having been viewed as a constraint on the evolution of technology.
However, some believe that OpenSolaris should not have such constraints,
and should be free to disregard binary compatibility. What is your
Those people are wrong. Binary compatibility is a great strength, one which can in nearly all cases be preserved without retarding progress. To the extent that binary compatibility requires deeper thought on the part of engineers, it also directly enhances the quality of new work. Solaris customers praise and appreciate this engineering philosophy and the results it offers them; we should offer the same benefits to customers of other distributions as well by maintaining compatibility and architectural consistency within all recognised consolidations. Naturally, consumers of OpenSolaris are free to incorporate the technology into their own products in whatever manner they choose, including the introduction of changes that violate these constraints. Such activities are outside the scope of the OGB to regulate.
- If a third-party were to use and modify DTrace in a non-CDDL'd system,
whose responsibility is it to assure that those modifications are
made public? To put it bluntly: is enforcing the CDDL an OGB issue?

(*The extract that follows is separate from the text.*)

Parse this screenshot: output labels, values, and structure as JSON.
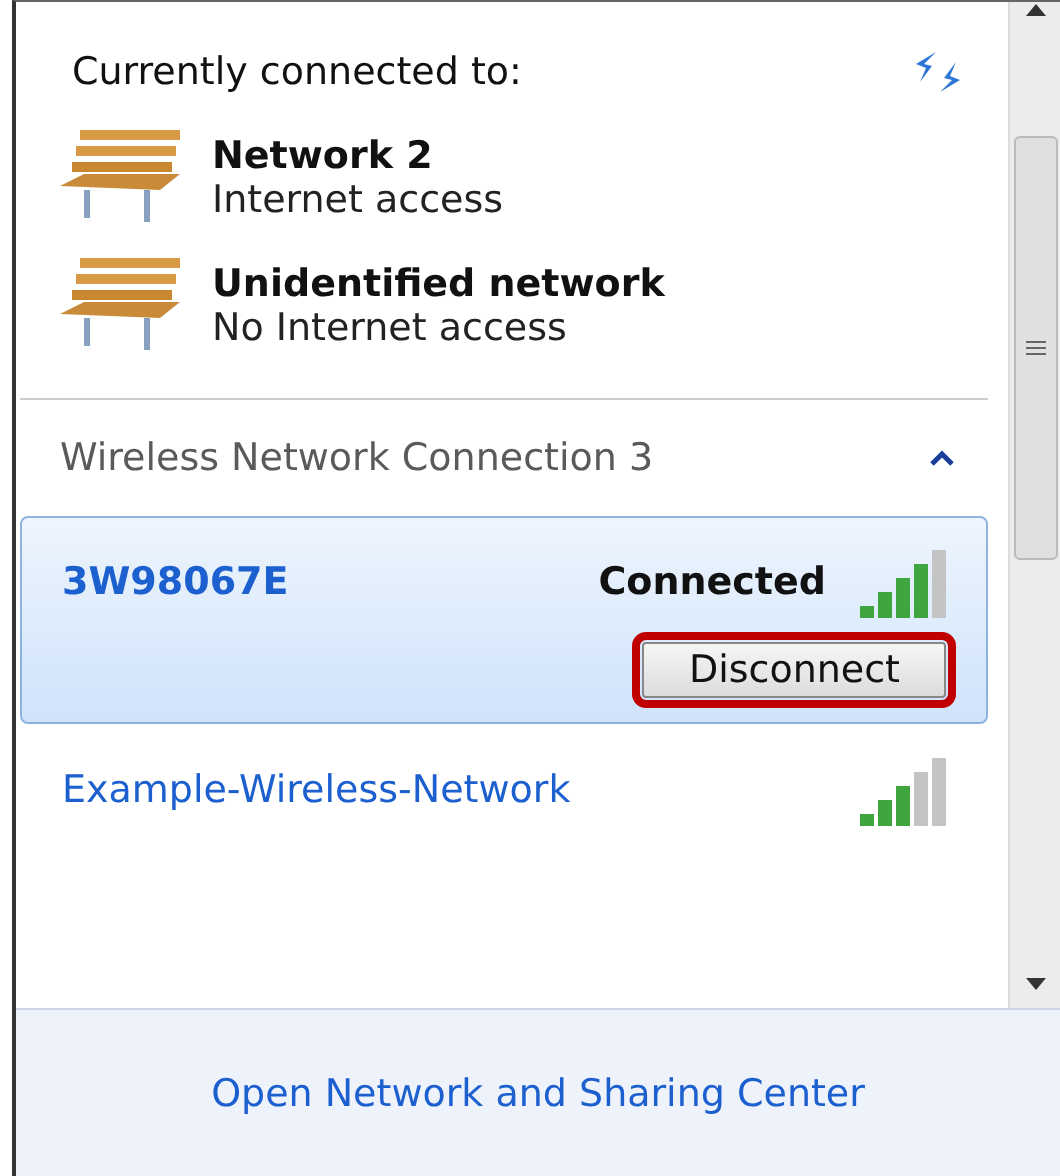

The answer to the first question is "No one." Neither use nor modification triggers the requirement that those modifications be made distributed in source form (and additions, in particular, need not be distributed at all). Only distribution triggers this requirement, and it is extended only to those to whom binaries are provided. If such a party did distribute the binaries containing DTrace, it is that party's responsibility to ensure its own compliance with the license terms.
Enforcement of the CDDL is not an OGB consideration. The OGB does not hold any copyrights and has not issued any licenses. If the OGB is notified of a license violation, it should (as a group of good citizens) pass the information along to the copyright holder, if his/her/its identity is known. For much of the code in OpenSolaris including DTrace, that copyright holder is Sun Microsystems, Inc. Further action is at the discretion of the copyright holder.
It may well be within the scope of the OGB's activities to help educate contributors about the terms of the CDDL, but such a campaign would require the OGB to obtain legal counsel.
- Do you have an opinion on the patentability of software? In particular,
what is the role of the OGB -- if any -- if Sun were to initiate legal
proceedings to protect a part of its software patent portfolio that
is represented in OpenSolaris?
The OGB does not own software patents (or any other property), and I have no position on the patentability of software in general. Sun has the right to enforce its property rights under the laws of the countries in which it operates, and the OGB has no authority to interfere with that enforcement. Since community members who adhere to the terms of the licenses offered for OpenSolaris have limited (but adequate for all uses permitted under the CDDL) licenses to patents represented within that body of code, there is no reason for the OGB to worry about this. If such an event were to occur, the OGB might profitably offer a simple statement to this effect, clarifying the facts of the situation and denying incorrect rumours. Whether such an action would be necessary or appropriate would depend on the specific circumstances.
- When you give public presentations, do you run OpenSolaris on your laptop?
Have you ever given a public demonstration of OpenSolaris technology?
Yes, I use OpenSolaris exclusively with the exception of interoperability testing. Yes, I have demonstrated new technology in Solaris 10 (now in OpenSolaris as well) at OSCON in 2004 and 2005, and the early OpenSolaris build system technology at SVOSUG in 2005.
- And an extra credit question: Have you ever used DTrace? When did you
most recently use it, and why? The answers "just now" and "to answer
this question" will be awarded no points. ;)
Yes, I've used DTrace. I most recently used it earlier this week while diagnosing the behaviour of two machines in an HA cluster. I've also written a (never-integrated) System V IPC provider for OpenSolaris and introduced USDT probes to enhance the observability of several aspects of daemon behaviour.